Analysis: This, or ruin for all
So finally we can all stop pretending. Israel does negotiate with terrorists, albeit indirectly.
The deal hammered out with Hamas this week — in which neither side got quite what it had wanted — was always the only realistic way Israel had of stopping the rocket-fire from Gaza.
Of course, both the blockade of the Strip and the operations the IDF has carried out over the last year strengthened Jerusalem’s hand in these negotiations. But the only other alternative would have been a full-scale, scorched-earth military operation in Gaza.
Not only would this have resulted in a heavy loss of life on both sides and been ruinous for Israel’s international image, but it was also strenuously opposed by Israel’s military echelons, not to mention the Americans.
But agreeing a ceasefire is very different from direct negotiations over a peace agreement. Few have any great hopes for the durability of this truce. And while Israel has shown how weakened Hamas has been by the blockade on Gaza, this agreement also shows Hamas’s strength politically and practically. International leaders might be happy to stage a grip’n’grin with Palestinian President Mahmoud Abbas, but the Islamist group is the address which can deliver the ceasefire. No wonder Abbas is due to head to Gaza for his first direct talks with Hamas leaders there since their coup a year ago.
Hamas did not get Israel to agree to a cessation of activities in the West Bank, highlighting the limits of its power. Israel has not yet reached an agreement over the return of captured soldier Gilad Shalit, although that is near.
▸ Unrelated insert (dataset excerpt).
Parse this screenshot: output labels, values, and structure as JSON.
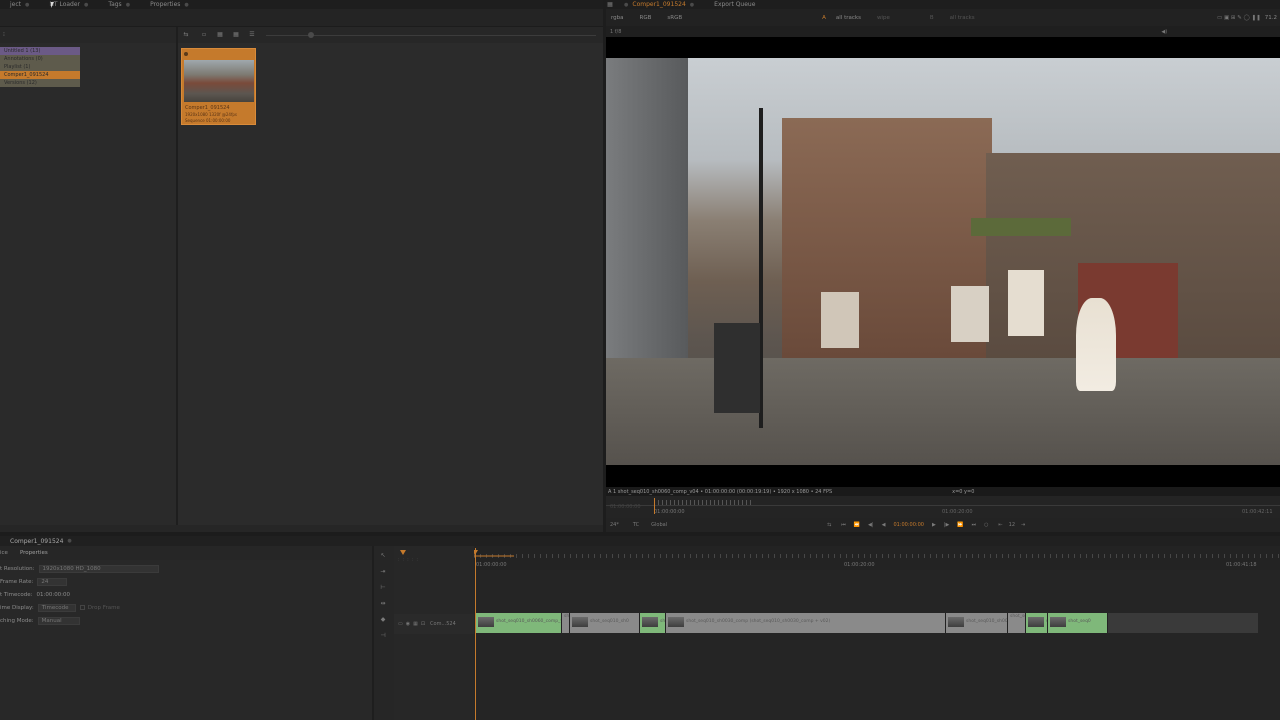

And yet, after a long time of apparent diplomatic stalemate, Israel is now simultaneously pursuing talks on varying levels with Hamas, Hizbollah, Syria and the PA. No-one should be under any illusion that peace is on the verge of breaking out; but talking on four fronts is better than fighting on them.